Elsewhere St. Paul says that the Gospel is the power of God for salvation to everyone who believes (Romans 1:16). Paul says that the saving grace of God in Christ trains and empowers us to renounce ungodliness and embrace a life of good works. Christ’s grace is not only what justifies us but also what sanctifies us. And He attaches that saving and sanctifying grace to His Word and Sacraments, His Means of Grace given out in the Christian Church.
Keep your eyes fixed on Jesus your Savior and on the good work He has done of saving you. Don’t cut yourself off from the source of your pardon for sins and power for service by neglecting to read the Scriptures and use the Means of Grace, but make zealous use of them, confident that God will continue to work good things through you each day.
Prayer (LSB 824):
1. May God bestow on us His grace,
With blessings rich provide us;
And may the brightness of His face
To life eternal guide us,
That we His saving health may know,
His gracious will and pleasure,
And also to the nations show
Christ’s riches without measure
And unto God convert them.
2. Thine over all shall be the praise
And thanks of ev’ry nation;
And all the world with joy shall raise
The voice of exultation.
For Thou shalt judge the earth, O Lord,
Nor suffer sin to flourish;
Thy people’s pasture is Thy Word
Their souls to feed and nourish,
In righteous paths to keep them.
3. O let the people praise Thy worth,
In all good works increasing;
The land shall plenteous fruit bring forth,
Thy Word is rich in blessing.
May God the Father, God the Son,

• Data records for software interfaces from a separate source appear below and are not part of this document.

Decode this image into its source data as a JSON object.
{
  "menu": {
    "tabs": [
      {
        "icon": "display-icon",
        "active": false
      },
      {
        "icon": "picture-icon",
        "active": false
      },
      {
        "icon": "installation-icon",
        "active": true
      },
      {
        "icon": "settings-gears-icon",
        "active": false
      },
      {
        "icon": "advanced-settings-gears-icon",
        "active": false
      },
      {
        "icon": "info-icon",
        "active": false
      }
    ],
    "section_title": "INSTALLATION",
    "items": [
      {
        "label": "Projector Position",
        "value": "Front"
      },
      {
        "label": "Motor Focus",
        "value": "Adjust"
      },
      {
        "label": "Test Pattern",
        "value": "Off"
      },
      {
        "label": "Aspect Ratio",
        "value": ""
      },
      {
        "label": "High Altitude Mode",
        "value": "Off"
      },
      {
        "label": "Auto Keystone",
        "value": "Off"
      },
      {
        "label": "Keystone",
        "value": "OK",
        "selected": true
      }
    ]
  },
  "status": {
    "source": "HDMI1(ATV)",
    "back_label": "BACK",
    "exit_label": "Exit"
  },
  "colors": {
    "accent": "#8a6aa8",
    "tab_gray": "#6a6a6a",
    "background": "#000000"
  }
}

And God the Spirit bless us!
Let all the world praise Him alone,
Let solemn awe possess us.Now let our hearts say, “Amen!”